Learn more about the potentials of green ammonia in making maritime transport more safe and sustainable.

Video credits: Topsoe

Result

The plant is expected to be operational by 2023. When finished, the plant will produce more than 5,000 tonnes of green ammonia from renewable energy annually. This production will prevent 8,200 tons of CO2 from being emitted into the atmosphere every year.

REDDAP has been specifically designed to provide the necessary know-how and operational experience in order to upscale the dynamic ammonia plant in new projects. As such, it will act as a lighthouse project, which aims deliver proof of concept and experience that can pave the way for larger Power-to-X projects in the future.
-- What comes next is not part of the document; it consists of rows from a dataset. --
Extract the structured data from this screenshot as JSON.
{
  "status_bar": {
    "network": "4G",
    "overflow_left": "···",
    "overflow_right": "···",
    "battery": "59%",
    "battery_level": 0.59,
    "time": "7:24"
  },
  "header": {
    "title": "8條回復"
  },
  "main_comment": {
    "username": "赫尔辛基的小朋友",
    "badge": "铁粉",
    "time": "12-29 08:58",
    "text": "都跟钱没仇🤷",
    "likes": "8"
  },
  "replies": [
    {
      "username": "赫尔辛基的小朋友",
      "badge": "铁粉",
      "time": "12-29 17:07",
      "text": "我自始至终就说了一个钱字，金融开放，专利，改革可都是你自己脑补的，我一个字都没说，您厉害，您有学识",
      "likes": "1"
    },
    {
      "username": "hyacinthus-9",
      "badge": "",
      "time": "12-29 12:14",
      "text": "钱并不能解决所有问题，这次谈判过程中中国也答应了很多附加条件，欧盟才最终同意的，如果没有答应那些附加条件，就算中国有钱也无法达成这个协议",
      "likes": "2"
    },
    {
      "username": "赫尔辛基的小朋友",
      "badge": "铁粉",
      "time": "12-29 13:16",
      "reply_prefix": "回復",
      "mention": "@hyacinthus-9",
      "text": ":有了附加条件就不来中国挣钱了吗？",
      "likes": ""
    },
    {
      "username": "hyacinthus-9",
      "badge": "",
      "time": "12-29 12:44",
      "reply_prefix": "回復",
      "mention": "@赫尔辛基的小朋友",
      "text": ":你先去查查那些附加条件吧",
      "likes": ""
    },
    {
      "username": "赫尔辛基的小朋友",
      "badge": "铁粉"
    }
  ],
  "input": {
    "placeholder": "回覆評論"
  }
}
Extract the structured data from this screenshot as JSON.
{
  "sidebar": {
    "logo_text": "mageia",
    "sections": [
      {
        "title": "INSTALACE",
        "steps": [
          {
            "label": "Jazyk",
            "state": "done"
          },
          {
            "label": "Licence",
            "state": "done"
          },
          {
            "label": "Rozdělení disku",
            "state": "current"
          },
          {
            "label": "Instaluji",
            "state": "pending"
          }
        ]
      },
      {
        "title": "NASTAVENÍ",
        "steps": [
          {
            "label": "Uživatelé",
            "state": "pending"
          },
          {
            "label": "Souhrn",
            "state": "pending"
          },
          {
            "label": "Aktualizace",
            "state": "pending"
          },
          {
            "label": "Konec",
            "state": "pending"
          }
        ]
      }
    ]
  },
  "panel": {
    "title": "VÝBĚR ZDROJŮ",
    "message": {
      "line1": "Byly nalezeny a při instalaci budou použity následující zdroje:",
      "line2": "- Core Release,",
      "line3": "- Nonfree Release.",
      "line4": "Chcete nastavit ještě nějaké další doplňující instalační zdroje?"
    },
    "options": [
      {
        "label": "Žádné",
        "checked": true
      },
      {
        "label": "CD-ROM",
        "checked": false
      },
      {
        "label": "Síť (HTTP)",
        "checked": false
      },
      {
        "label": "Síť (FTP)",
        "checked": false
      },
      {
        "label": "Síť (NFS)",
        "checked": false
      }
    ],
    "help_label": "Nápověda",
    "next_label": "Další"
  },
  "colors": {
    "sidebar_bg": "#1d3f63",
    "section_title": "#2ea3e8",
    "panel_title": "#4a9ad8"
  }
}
The results gained from this project will additionally provide important insights and data for policy makers and for the transmission system operators for the green transition.

In a purely economic perspective, dynamic and distributed ammonia plants can create new markets and demand whilst bolstering demand for existing products including turbines, and ammonia plants. This will subsequently create jobs for the Danish economy.